# Assigned task
In the records below, some lines contain the word "screenshot". Copy each of them.

# Data extracts

<<<<

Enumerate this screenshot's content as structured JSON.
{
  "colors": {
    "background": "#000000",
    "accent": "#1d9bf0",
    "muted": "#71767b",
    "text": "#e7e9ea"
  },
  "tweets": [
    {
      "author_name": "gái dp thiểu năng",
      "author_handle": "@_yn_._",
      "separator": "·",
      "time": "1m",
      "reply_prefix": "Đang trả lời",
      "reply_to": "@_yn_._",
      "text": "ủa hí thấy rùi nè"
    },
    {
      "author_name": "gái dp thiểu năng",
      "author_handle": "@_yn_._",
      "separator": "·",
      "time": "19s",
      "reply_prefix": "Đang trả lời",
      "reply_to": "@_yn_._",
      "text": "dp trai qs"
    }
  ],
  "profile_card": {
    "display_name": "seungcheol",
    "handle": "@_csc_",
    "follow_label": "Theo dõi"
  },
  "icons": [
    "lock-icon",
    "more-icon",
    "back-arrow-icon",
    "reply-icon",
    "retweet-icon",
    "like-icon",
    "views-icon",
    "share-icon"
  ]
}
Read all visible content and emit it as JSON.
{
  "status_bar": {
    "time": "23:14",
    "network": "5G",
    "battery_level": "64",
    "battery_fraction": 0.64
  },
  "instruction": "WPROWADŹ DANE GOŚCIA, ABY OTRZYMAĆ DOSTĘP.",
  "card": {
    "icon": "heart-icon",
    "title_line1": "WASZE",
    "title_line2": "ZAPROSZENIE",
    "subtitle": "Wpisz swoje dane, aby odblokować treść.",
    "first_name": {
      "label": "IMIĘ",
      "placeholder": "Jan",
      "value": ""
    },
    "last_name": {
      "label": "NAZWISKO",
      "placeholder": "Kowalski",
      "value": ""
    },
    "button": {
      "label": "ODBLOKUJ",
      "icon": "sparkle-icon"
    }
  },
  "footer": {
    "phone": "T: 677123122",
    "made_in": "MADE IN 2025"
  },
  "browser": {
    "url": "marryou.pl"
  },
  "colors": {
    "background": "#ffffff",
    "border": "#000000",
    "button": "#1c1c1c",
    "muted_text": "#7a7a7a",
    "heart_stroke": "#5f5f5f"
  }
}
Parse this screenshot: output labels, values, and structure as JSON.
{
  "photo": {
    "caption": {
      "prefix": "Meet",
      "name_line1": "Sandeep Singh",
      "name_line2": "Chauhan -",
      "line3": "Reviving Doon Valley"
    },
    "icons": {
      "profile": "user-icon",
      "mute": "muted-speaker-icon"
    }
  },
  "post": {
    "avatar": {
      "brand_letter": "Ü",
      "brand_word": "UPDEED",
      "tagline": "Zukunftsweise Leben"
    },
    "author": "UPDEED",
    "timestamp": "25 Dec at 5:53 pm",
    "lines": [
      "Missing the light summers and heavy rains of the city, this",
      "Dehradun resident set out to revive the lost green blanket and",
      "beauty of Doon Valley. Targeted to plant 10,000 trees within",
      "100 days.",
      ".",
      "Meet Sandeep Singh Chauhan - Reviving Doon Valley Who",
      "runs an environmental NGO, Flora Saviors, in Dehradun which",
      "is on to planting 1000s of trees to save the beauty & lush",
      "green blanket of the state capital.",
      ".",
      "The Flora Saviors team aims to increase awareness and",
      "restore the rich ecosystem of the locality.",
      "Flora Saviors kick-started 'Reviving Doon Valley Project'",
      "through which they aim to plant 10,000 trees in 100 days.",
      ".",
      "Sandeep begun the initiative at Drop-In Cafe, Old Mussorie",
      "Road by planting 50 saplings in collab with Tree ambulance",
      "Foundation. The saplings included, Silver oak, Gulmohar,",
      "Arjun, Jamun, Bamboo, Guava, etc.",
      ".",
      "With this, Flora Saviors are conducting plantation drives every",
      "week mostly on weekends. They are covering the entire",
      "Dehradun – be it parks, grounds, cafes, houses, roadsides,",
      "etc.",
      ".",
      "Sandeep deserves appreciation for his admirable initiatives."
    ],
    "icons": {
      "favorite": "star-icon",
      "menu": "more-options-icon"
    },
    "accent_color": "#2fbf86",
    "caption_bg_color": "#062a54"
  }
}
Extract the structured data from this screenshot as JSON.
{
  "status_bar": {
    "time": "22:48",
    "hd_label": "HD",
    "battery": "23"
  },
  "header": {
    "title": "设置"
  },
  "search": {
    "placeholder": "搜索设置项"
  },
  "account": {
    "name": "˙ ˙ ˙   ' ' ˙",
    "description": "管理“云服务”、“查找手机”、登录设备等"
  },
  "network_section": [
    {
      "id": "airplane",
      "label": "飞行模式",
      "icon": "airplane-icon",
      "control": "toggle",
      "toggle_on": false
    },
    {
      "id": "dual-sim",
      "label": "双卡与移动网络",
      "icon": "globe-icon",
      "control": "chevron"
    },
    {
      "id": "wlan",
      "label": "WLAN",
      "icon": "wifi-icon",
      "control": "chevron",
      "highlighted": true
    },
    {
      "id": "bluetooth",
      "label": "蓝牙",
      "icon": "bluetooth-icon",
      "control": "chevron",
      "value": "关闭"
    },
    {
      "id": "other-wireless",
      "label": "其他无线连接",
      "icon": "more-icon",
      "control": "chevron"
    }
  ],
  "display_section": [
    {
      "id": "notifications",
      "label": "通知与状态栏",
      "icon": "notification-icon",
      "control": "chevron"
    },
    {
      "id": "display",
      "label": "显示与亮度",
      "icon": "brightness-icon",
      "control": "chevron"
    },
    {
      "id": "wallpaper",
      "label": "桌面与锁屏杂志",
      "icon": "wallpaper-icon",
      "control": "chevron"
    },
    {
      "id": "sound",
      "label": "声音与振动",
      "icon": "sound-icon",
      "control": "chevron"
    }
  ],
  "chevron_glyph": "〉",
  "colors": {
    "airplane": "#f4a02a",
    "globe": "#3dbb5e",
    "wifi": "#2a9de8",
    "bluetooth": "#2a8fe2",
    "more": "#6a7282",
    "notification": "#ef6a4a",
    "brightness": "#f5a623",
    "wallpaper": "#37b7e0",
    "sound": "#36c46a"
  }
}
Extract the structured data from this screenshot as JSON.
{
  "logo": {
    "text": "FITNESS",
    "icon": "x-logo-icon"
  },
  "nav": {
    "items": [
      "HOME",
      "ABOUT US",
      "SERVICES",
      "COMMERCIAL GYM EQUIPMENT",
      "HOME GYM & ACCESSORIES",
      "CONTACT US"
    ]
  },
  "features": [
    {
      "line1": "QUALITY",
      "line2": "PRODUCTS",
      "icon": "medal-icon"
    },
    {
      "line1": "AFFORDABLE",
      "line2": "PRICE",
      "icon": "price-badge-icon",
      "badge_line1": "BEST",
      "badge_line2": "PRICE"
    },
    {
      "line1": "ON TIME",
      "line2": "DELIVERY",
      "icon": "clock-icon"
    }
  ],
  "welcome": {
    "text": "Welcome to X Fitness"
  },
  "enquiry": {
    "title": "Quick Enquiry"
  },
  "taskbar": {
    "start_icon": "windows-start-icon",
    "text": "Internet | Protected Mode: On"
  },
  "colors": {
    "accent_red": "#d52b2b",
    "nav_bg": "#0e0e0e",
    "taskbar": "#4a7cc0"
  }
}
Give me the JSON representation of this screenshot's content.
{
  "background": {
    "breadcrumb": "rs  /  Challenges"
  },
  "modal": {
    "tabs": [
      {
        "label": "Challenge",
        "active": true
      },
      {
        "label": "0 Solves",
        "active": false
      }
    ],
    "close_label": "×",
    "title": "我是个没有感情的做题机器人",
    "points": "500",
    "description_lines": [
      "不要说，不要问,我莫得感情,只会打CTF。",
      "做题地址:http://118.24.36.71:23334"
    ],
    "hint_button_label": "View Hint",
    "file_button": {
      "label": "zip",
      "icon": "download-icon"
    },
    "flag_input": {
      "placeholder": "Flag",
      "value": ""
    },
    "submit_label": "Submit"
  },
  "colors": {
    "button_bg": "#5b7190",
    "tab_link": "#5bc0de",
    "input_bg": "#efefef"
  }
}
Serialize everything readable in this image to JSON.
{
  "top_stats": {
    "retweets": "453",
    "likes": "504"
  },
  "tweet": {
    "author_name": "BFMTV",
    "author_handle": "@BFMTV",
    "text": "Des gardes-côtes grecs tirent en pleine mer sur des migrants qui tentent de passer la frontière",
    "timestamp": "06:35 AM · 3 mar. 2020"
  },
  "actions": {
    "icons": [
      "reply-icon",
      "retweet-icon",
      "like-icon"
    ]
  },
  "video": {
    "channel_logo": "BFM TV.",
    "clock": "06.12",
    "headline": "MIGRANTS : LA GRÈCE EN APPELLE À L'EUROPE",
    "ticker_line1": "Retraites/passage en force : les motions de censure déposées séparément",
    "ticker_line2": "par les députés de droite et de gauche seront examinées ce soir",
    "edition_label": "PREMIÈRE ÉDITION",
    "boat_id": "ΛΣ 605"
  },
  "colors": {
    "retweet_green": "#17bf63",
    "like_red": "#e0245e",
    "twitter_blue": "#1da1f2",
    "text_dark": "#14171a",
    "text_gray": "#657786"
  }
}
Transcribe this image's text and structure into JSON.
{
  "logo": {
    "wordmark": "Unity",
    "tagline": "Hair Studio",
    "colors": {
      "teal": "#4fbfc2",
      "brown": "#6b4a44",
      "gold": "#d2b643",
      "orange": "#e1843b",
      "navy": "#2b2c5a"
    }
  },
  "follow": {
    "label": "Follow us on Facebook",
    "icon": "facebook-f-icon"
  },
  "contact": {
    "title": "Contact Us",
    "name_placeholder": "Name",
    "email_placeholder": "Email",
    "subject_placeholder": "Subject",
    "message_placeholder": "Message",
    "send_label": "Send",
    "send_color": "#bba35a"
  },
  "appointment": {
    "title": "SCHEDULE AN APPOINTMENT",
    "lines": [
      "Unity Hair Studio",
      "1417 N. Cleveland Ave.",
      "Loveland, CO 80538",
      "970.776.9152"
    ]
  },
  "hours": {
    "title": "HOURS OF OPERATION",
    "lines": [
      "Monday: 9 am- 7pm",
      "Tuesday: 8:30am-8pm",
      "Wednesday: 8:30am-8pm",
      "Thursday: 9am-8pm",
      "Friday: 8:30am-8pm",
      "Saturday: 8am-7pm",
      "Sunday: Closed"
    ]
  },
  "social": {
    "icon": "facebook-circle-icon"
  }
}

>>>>

# Result below
Enumerate this screenshot's content as structured JSON.
Parse this screenshot: output labels, values, and structure as JSON.
Extract the structured data from this screenshot as JSON.
Extract the structured data from this screenshot as JSON.
Give me the JSON representation of this screenshot's content.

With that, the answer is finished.